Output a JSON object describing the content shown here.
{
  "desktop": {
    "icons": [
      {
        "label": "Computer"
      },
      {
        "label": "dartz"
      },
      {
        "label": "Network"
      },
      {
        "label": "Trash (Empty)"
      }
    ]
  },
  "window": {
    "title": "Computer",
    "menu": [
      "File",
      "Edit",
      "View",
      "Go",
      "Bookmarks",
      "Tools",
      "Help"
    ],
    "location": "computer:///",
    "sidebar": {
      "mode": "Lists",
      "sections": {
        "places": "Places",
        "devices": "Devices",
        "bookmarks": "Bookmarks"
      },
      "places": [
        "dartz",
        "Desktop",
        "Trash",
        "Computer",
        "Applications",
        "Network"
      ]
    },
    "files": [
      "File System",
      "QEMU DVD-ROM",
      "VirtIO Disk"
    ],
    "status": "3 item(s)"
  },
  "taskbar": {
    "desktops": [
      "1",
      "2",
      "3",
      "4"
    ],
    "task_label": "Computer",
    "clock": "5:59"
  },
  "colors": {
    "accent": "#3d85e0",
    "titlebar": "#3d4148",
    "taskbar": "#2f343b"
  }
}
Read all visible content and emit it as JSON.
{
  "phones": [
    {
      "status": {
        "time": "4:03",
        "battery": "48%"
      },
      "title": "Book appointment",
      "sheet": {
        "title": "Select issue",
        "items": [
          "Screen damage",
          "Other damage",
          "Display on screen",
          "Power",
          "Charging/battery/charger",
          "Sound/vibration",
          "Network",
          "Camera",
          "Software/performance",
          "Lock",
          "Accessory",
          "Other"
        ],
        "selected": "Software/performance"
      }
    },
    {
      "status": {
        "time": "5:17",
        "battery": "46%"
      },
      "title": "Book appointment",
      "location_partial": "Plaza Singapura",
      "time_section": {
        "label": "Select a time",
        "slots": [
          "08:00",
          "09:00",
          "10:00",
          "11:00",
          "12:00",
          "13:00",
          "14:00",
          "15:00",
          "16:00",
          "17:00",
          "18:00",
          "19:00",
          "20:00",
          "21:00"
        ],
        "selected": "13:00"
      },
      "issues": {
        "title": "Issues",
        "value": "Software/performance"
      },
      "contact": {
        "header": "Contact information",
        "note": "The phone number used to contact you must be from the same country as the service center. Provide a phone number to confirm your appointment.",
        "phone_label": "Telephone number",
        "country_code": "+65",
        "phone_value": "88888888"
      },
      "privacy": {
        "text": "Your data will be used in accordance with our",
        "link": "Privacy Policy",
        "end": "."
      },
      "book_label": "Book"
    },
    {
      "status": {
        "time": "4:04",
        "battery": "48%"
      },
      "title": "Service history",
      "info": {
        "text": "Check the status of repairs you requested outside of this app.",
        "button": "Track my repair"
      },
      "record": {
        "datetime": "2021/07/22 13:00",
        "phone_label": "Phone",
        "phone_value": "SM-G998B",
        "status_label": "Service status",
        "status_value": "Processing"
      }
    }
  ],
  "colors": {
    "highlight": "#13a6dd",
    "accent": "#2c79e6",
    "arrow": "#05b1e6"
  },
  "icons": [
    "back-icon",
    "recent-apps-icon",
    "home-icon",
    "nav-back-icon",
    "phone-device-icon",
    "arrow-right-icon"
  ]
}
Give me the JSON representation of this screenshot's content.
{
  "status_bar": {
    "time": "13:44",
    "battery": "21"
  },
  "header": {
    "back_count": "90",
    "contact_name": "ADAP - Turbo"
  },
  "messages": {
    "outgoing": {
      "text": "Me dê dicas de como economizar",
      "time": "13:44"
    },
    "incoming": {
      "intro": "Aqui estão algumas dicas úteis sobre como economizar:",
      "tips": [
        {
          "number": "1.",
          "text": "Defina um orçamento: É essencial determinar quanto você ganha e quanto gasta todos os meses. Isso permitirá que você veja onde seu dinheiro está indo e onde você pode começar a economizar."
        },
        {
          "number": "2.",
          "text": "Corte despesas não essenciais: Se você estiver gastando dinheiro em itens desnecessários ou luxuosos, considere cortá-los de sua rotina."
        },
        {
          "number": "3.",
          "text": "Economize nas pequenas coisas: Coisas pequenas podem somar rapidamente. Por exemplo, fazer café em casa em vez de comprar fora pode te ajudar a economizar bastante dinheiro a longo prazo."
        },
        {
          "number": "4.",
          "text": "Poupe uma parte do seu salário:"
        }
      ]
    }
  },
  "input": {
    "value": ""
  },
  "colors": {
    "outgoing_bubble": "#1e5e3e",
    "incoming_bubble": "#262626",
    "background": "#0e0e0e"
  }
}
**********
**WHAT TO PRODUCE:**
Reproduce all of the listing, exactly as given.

**PROBLEM SOLUTION:**
Output a JSON object describing the content shown here.
{
  "desktop": {
    "icons": [
      {
        "label": "Computer"
      },
      {
        "label": "dartz"
      },
      {
        "label": "Network"
      },
      {
        "label": "Trash (Empty)"
      }
    ]
  },
  "window": {
    "title": "Computer",
    "menu": [
      "File",
      "Edit",
      "View",
      "Go",
      "Bookmarks",
      "Tools",
      "Help"
    ],
    "location": "computer:///",
    "sidebar": {
      "mode": "Lists",
      "sections": {
        "places": "Places",
        "devices": "Devices",
        "bookmarks": "Bookmarks"
      },
      "places": [
        "dartz",
        "Desktop",
        "Trash",
        "Computer",
        "Applications",
        "Network"
      ]
    },
    "files": [
      "File System",
      "QEMU DVD-ROM",
      "VirtIO Disk"
    ],
    "status": "3 item(s)"
  },
  "taskbar": {
    "desktops": [
      "1",
      "2",
      "3",
      "4"
    ],
    "task_label": "Computer",
    "clock": "5:59"
  },
  "colors": {
    "accent": "#3d85e0",
    "titlebar": "#3d4148",
    "taskbar": "#2f343b"
  }
}
Read all visible content and emit it as JSON.
{
  "phones": [
    {
      "status": {
        "time": "4:03",
        "battery": "48%"
      },
      "title": "Book appointment",
      "sheet": {
        "title": "Select issue",
        "items": [
          "Screen damage",
          "Other damage",
          "Display on screen",
          "Power",
          "Charging/battery/charger",
          "Sound/vibration",
          "Network",
          "Camera",
          "Software/performance",
          "Lock",
          "Accessory",
          "Other"
        ],
        "selected": "Software/performance"
      }
    },
    {
      "status": {
        "time": "5:17",
        "battery": "46%"
      },
      "title": "Book appointment",
      "location_partial": "Plaza Singapura",
      "time_section": {
        "label": "Select a time",
        "slots": [
          "08:00",
          "09:00",
          "10:00",
          "11:00",
          "12:00",
          "13:00",
          "14:00",
          "15:00",
          "16:00",
          "17:00",
          "18:00",
          "19:00",
          "20:00",
          "21:00"
        ],
        "selected": "13:00"
      },
      "issues": {
        "title": "Issues",
        "value": "Software/performance"
      },
      "contact": {
        "header": "Contact information",
        "note": "The phone number used to contact you must be from the same country as the service center. Provide a phone number to confirm your appointment.",
        "phone_label": "Telephone number",
        "country_code": "+65",
        "phone_value": "88888888"
      },
      "privacy": {
        "text": "Your data will be used in accordance with our",
        "link": "Privacy Policy",
        "end": "."
      },
      "book_label": "Book"
    },
    {
      "status": {
        "time": "4:04",
        "battery": "48%"
      },
      "title": "Service history",
      "info": {
        "text": "Check the status of repairs you requested outside of this app.",
        "button": "Track my repair"
      },
      "record": {
        "datetime": "2021/07/22 13:00",
        "phone_label": "Phone",
        "phone_value": "SM-G998B",
        "status_label": "Service status",
        "status_value": "Processing"
      }
    }
  ],
  "colors": {
    "highlight": "#13a6dd",
    "accent": "#2c79e6",
    "arrow": "#05b1e6"
  },
  "icons": [
    "back-icon",
    "recent-apps-icon",
    "home-icon",
    "nav-back-icon",
    "phone-device-icon",
    "arrow-right-icon"
  ]
}
Give me the JSON representation of this screenshot's content.
{
  "status_bar": {
    "time": "13:44",
    "battery": "21"
  },
  "header": {
    "back_count": "90",
    "contact_name": "ADAP - Turbo"
  },
  "messages": {
    "outgoing": {
      "text": "Me dê dicas de como economizar",
      "time": "13:44"
    },
    "incoming": {
      "intro": "Aqui estão algumas dicas úteis sobre como economizar:",
      "tips": [
        {
          "number": "1.",
          "text": "Defina um orçamento: É essencial determinar quanto você ganha e quanto gasta todos os meses. Isso permitirá que você veja onde seu dinheiro está indo e onde você pode começar a economizar."
        },
        {
          "number": "2.",
          "text": "Corte despesas não essenciais: Se você estiver gastando dinheiro em itens desnecessários ou luxuosos, considere cortá-los de sua rotina."
        },
        {
          "number": "3.",
          "text": "Economize nas pequenas coisas: Coisas pequenas podem somar rapidamente. Por exemplo, fazer café em casa em vez de comprar fora pode te ajudar a economizar bastante dinheiro a longo prazo."
        },
        {
          "number": "4.",
          "text": "Poupe uma parte do seu salário:"
        }
      ]
    }
  },
  "input": {
    "value": ""
  },
  "colors": {
    "outgoing_bubble": "#1e5e3e",
    "incoming_bubble": "#262626",
    "background": "#0e0e0e"
  }
}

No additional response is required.